Like the seven dwarves, the people of mediaeval Goslar went to the nearby mountain to work in its mine. They found silver ore and the city became so rich that an imperial palace was built there. The people lived in an array of half-timbered or tiled houses that draw photographers to this day. It would have been an ideal setting for the famous faiy tale.
The Altstadt, or old city, is surrounded by modern development now. On one side runs a small river, protected by the city wall. Any modern housing is beyond a ring road. Traffic is permitted in much of the Altstadt but is no danger to pedestrians because of a speed limit and the sound made on the cobbled streets. This is just as well because the footpaths are often narrow or non-existent.

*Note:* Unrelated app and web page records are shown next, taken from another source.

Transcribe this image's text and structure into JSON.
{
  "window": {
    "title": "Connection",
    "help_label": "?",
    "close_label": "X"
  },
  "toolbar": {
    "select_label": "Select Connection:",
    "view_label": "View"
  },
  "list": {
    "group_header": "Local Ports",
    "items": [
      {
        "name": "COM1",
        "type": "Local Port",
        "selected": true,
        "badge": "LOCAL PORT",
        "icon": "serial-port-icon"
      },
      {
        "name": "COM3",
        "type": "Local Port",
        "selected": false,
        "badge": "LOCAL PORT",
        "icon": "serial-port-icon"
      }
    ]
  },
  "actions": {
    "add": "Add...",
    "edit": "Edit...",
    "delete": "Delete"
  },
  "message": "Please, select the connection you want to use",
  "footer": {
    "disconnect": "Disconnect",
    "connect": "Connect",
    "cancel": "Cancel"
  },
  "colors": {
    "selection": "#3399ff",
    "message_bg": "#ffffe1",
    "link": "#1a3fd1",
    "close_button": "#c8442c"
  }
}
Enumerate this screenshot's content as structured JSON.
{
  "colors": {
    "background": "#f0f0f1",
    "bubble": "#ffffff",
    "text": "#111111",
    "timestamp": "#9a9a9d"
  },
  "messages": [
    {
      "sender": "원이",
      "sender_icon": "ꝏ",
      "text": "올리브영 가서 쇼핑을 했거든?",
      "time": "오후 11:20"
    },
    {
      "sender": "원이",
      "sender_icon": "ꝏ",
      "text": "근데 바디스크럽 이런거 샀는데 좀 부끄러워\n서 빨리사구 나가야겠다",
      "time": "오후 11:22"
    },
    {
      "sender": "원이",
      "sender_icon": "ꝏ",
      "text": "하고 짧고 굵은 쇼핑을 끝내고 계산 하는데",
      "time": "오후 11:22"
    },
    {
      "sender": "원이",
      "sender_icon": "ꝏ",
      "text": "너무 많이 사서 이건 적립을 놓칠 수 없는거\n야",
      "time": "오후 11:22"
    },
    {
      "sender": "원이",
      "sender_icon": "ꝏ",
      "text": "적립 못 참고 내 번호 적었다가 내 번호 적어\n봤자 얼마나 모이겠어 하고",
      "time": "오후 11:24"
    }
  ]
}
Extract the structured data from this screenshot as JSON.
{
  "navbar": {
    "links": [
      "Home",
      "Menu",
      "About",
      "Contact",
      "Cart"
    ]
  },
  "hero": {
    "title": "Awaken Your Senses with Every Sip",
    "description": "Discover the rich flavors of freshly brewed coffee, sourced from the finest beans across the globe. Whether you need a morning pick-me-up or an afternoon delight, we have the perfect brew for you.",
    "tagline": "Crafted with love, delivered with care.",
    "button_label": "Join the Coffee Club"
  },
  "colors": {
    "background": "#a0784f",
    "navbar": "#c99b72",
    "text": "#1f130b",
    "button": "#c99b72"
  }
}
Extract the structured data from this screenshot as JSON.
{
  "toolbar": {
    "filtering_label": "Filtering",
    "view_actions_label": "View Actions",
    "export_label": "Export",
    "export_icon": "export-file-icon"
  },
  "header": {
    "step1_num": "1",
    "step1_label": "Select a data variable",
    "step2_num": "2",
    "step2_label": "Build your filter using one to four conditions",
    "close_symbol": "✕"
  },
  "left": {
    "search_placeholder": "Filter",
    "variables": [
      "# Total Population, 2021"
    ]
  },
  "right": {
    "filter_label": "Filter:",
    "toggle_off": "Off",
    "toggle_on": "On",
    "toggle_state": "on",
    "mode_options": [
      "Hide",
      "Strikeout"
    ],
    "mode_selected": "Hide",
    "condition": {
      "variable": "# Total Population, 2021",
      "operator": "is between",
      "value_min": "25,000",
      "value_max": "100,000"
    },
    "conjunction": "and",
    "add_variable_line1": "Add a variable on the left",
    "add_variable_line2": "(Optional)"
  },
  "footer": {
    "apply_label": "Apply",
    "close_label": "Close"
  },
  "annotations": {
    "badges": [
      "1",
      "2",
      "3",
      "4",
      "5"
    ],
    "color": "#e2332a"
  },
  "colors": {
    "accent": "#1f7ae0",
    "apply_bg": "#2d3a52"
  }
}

We stayed not far from the Siemens house, where the influential industrial family had its origin. This might be called the giant in contrast to the dwarves. In at least two places a slab of rock is mounted, to show the silver ore. One is close to the tourist information centre in the market square. The other is beside what may been the miners’ church on the way to the mountain.
The market square has an amazing array of buildings, some now hotels or restaurants. A market hall resembles the more rustic one in Thaxted. It has an ornate external staircase leading to a balcony. Opposite is a building with sculptures of mediaeval worthies on its exterior.
Arriving on the Saturday after the aurumn equinox we found festivities in full swing. These were mainly for children but adults had music to enjoy and, of course, refreshments of all kinds. A great feature seems to be ice cream: several venues in the square or nearby were ice cafes. No one suffered from the competition, however. Waffles or pancakes seemed to be the chief accompaniment.
If all this seems quaint it should be noted that Goslar has an array of smart shops and is still a busy town, almost in spite of the tourists. It is peaceful and well worth a week’s holiday. We travelled by train on an Interrail ticket and the journey from Berlin took just under two hours.
Selecting photos was the most difficult part: beginning with what might serve as the wicked stepmother’s palace my offerings are a street corner beside the Siemens house, the balcony at the market hall, a couple of statues on a restaurant wall and Bergstrasse, the road to (in this case from) the mountain.